> _WHAT YOU ARE ASKED TO DO_:
Nothing in the records below should be altered when they are retyped.

> _DATA SECTION_:
------------------------------------------------
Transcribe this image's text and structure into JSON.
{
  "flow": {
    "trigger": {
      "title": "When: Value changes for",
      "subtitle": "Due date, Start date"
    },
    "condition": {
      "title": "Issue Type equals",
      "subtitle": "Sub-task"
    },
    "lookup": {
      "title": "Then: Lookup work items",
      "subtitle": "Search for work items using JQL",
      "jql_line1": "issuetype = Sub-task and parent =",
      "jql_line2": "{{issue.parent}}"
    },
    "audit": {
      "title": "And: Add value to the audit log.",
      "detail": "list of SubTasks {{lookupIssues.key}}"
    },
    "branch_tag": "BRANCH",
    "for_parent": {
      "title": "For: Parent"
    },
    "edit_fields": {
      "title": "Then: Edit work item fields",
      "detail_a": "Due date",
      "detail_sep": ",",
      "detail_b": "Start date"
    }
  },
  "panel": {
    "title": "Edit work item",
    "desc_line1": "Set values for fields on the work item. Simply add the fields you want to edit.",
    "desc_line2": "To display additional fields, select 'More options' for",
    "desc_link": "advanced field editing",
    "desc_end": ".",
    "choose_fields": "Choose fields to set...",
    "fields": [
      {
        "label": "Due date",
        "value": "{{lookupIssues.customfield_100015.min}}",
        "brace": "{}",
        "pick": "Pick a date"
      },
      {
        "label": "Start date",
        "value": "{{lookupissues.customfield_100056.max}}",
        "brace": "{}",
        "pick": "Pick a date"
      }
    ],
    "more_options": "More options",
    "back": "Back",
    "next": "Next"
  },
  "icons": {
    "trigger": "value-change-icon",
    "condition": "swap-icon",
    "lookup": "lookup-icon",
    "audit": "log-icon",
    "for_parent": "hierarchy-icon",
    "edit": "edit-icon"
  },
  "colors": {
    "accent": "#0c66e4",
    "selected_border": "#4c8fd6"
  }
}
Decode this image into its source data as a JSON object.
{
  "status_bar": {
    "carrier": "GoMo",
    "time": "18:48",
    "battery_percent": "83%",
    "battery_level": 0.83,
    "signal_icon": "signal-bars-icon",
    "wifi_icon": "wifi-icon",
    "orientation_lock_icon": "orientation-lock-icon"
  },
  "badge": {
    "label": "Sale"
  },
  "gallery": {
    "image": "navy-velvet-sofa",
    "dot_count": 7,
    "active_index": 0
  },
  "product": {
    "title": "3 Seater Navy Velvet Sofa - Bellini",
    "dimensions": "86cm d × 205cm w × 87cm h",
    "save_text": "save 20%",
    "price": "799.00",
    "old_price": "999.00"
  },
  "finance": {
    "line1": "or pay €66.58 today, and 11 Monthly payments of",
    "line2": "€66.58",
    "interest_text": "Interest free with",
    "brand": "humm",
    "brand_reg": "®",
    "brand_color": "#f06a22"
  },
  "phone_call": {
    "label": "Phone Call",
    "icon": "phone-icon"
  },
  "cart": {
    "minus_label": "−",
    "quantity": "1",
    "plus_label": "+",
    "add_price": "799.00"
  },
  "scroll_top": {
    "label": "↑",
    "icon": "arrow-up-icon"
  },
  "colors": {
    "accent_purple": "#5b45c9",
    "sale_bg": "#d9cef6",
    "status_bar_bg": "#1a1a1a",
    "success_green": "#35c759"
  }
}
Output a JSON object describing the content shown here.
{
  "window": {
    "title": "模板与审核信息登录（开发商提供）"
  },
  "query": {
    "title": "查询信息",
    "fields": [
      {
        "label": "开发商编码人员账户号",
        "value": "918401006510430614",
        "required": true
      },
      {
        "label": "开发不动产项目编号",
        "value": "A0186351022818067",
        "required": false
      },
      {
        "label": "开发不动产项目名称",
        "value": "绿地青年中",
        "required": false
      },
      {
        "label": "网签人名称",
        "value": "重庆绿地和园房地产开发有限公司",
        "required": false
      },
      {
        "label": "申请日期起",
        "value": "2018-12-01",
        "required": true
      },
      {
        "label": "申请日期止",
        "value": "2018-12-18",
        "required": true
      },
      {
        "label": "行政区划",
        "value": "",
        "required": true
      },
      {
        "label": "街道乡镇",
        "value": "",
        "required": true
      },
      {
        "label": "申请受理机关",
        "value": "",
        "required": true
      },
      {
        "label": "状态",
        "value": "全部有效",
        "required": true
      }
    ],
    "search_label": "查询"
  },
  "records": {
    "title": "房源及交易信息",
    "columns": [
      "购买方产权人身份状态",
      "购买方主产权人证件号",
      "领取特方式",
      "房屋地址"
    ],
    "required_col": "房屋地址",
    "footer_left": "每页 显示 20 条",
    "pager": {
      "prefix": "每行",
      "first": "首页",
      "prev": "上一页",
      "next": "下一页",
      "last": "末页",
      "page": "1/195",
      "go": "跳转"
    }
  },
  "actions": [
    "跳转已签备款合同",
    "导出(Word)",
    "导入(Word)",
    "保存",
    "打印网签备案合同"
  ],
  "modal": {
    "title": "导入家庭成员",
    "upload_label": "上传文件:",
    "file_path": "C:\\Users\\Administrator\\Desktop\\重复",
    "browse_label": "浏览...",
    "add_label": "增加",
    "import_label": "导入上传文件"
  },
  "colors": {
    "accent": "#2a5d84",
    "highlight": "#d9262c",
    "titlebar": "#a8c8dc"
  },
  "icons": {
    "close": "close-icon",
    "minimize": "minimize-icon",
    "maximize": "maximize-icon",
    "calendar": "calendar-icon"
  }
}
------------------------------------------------
> _SOLVED EXERCISE_:
Transcribe this image's text and structure into JSON.
{
  "flow": {
    "trigger": {
      "title": "When: Value changes for",
      "subtitle": "Due date, Start date"
    },
    "condition": {
      "title": "Issue Type equals",
      "subtitle": "Sub-task"
    },
    "lookup": {
      "title": "Then: Lookup work items",
      "subtitle": "Search for work items using JQL",
      "jql_line1": "issuetype = Sub-task and parent =",
      "jql_line2": "{{issue.parent}}"
    },
    "audit": {
      "title": "And: Add value to the audit log.",
      "detail": "list of SubTasks {{lookupIssues.key}}"
    },
    "branch_tag": "BRANCH",
    "for_parent": {
      "title": "For: Parent"
    },
    "edit_fields": {
      "title": "Then: Edit work item fields",
      "detail_a": "Due date",
      "detail_sep": ",",
      "detail_b": "Start date"
    }
  },
  "panel": {
    "title": "Edit work item",
    "desc_line1": "Set values for fields on the work item. Simply add the fields you want to edit.",
    "desc_line2": "To display additional fields, select 'More options' for",
    "desc_link": "advanced field editing",
    "desc_end": ".",
    "choose_fields": "Choose fields to set...",
    "fields": [
      {
        "label": "Due date",
        "value": "{{lookupIssues.customfield_100015.min}}",
        "brace": "{}",
        "pick": "Pick a date"
      },
      {
        "label": "Start date",
        "value": "{{lookupissues.customfield_100056.max}}",
        "brace": "{}",
        "pick": "Pick a date"
      }
    ],
    "more_options": "More options",
    "back": "Back",
    "next": "Next"
  },
  "icons": {
    "trigger": "value-change-icon",
    "condition": "swap-icon",
    "lookup": "lookup-icon",
    "audit": "log-icon",
    "for_parent": "hierarchy-icon",
    "edit": "edit-icon"
  },
  "colors": {
    "accent": "#0c66e4",
    "selected_border": "#4c8fd6"
  }
}
Decode this image into its source data as a JSON object.
{
  "status_bar": {
    "carrier": "GoMo",
    "time": "18:48",
    "battery_percent": "83%",
    "battery_level": 0.83,
    "signal_icon": "signal-bars-icon",
    "wifi_icon": "wifi-icon",
    "orientation_lock_icon": "orientation-lock-icon"
  },
  "badge": {
    "label": "Sale"
  },
  "gallery": {
    "image": "navy-velvet-sofa",
    "dot_count": 7,
    "active_index": 0
  },
  "product": {
    "title": "3 Seater Navy Velvet Sofa - Bellini",
    "dimensions": "86cm d × 205cm w × 87cm h",
    "save_text": "save 20%",
    "price": "799.00",
    "old_price": "999.00"
  },
  "finance": {
    "line1": "or pay €66.58 today, and 11 Monthly payments of",
    "line2": "€66.58",
    "interest_text": "Interest free with",
    "brand": "humm",
    "brand_reg": "®",
    "brand_color": "#f06a22"
  },
  "phone_call": {
    "label": "Phone Call",
    "icon": "phone-icon"
  },
  "cart": {
    "minus_label": "−",
    "quantity": "1",
    "plus_label": "+",
    "add_price": "799.00"
  },
  "scroll_top": {
    "label": "↑",
    "icon": "arrow-up-icon"
  },
  "colors": {
    "accent_purple": "#5b45c9",
    "sale_bg": "#d9cef6",
    "status_bar_bg": "#1a1a1a",
    "success_green": "#35c759"
  }
}
Output a JSON object describing the content shown here.
{
  "window": {
    "title": "模板与审核信息登录（开发商提供）"
  },
  "query": {
    "title": "查询信息",
    "fields": [
      {
        "label": "开发商编码人员账户号",
        "value": "918401006510430614",
        "required": true
      },
      {
        "label": "开发不动产项目编号",
        "value": "A0186351022818067",
        "required": false
      },
      {
        "label": "开发不动产项目名称",
        "value": "绿地青年中",
        "required": false
      },
      {
        "label": "网签人名称",
        "value": "重庆绿地和园房地产开发有限公司",
        "required": false
      },
      {
        "label": "申请日期起",
        "value": "2018-12-01",
        "required": true
      },
      {
        "label": "申请日期止",
        "value": "2018-12-18",
        "required": true
      },
      {
        "label": "行政区划",
        "value": "",
        "required": true
      },
      {
        "label": "街道乡镇",
        "value": "",
        "required": true
      },
      {
        "label": "申请受理机关",
        "value": "",
        "required": true
      },
      {
        "label": "状态",
        "value": "全部有效",
        "required": true
      }
    ],
    "search_label": "查询"
  },
  "records": {
    "title": "房源及交易信息",
    "columns": [
      "购买方产权人身份状态",
      "购买方主产权人证件号",
      "领取特方式",
      "房屋地址"
    ],
    "required_col": "房屋地址",
    "footer_left": "每页 显示 20 条",
    "pager": {
      "prefix": "每行",
      "first": "首页",
      "prev": "上一页",
      "next": "下一页",
      "last": "末页",
      "page": "1/195",
      "go": "跳转"
    }
  },
  "actions": [
    "跳转已签备款合同",
    "导出(Word)",
    "导入(Word)",
    "保存",
    "打印网签备案合同"
  ],
  "modal": {
    "title": "导入家庭成员",
    "upload_label": "上传文件:",
    "file_path": "C:\\Users\\Administrator\\Desktop\\重复",
    "browse_label": "浏览...",
    "add_label": "增加",
    "import_label": "导入上传文件"
  },
  "colors": {
    "accent": "#2a5d84",
    "highlight": "#d9262c",
    "titlebar": "#a8c8dc"
  },
  "icons": {
    "close": "close-icon",
    "minimize": "minimize-icon",
    "maximize": "maximize-icon",
    "calendar": "calendar-icon"
  }
}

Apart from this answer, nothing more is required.